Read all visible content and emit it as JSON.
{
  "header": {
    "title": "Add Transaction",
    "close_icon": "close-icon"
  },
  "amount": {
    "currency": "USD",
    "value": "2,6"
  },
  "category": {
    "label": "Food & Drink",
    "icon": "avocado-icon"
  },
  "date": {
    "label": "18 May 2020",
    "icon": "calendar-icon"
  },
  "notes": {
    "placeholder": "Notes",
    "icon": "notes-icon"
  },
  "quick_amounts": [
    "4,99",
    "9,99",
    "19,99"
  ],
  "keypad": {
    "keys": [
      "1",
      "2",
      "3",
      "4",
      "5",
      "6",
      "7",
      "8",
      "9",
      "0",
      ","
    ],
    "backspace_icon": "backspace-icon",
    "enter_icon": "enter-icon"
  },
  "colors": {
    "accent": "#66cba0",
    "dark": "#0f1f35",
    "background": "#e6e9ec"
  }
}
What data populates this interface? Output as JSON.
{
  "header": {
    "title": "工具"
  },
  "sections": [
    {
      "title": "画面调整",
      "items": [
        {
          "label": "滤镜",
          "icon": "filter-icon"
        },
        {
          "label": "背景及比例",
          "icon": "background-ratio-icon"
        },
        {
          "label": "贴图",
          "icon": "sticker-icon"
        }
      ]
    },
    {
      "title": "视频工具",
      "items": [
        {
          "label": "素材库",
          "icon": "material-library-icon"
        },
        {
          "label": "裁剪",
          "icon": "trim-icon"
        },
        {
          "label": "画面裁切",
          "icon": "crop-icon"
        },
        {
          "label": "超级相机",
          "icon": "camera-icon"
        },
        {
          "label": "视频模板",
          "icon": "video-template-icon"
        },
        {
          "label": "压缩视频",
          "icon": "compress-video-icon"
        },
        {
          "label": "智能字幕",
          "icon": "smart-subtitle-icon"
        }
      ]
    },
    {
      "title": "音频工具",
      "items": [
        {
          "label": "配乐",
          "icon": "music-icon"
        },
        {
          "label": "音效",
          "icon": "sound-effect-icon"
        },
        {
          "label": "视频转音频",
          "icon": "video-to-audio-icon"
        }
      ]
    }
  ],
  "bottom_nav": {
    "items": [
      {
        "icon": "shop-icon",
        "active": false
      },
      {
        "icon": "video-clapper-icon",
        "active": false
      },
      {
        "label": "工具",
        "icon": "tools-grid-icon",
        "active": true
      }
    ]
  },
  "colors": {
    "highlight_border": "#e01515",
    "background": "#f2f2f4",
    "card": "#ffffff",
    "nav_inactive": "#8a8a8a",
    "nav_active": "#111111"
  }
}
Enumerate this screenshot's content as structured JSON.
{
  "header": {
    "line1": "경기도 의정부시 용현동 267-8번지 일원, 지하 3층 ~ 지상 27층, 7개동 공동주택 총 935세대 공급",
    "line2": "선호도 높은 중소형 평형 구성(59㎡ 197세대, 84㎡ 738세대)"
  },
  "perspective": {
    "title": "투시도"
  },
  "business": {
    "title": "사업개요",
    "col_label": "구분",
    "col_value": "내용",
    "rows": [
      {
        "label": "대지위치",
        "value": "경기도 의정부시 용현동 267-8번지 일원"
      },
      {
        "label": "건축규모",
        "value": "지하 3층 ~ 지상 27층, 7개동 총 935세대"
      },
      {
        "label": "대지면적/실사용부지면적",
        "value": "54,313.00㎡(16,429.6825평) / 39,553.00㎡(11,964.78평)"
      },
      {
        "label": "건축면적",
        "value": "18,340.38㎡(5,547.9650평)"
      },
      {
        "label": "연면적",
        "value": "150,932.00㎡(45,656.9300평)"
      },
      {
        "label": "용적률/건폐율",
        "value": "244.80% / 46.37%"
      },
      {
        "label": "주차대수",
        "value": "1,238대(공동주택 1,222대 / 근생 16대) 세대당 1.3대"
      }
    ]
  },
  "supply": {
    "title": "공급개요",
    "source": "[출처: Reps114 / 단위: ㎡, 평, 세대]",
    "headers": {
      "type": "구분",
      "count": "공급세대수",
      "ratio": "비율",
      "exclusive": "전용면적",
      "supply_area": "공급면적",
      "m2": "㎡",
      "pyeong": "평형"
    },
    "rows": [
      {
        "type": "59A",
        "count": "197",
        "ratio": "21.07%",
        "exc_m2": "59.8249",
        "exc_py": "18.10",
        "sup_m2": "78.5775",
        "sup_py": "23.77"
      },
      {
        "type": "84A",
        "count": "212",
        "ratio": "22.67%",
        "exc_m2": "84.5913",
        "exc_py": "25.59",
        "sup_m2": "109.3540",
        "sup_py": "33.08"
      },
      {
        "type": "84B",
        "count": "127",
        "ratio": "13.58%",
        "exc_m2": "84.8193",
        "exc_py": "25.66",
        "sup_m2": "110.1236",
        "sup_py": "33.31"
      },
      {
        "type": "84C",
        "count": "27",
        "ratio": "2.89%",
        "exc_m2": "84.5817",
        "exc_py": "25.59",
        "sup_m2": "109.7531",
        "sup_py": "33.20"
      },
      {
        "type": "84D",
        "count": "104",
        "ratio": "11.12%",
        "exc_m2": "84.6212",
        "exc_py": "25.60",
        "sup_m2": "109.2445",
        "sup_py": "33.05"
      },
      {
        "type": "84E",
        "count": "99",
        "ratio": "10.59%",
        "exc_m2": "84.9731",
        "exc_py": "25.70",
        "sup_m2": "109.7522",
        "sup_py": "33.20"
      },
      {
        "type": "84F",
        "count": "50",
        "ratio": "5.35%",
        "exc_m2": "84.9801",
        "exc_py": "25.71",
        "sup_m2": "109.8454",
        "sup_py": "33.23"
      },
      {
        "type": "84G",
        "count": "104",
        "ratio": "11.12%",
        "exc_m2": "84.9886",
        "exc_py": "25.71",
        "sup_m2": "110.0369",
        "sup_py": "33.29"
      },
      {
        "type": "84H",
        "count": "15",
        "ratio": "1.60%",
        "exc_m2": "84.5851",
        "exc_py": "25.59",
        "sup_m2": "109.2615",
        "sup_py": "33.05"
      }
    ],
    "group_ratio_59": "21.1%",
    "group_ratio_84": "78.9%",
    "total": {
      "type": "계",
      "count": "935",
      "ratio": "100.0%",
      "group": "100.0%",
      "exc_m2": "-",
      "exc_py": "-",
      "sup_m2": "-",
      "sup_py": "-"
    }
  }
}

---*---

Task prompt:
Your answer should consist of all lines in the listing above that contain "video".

Result of this task:
          "icon": "video-template-icon"
          "icon": "compress-video-icon"
          "icon": "video-to-audio-icon"
        "icon": "video-clapper-icon",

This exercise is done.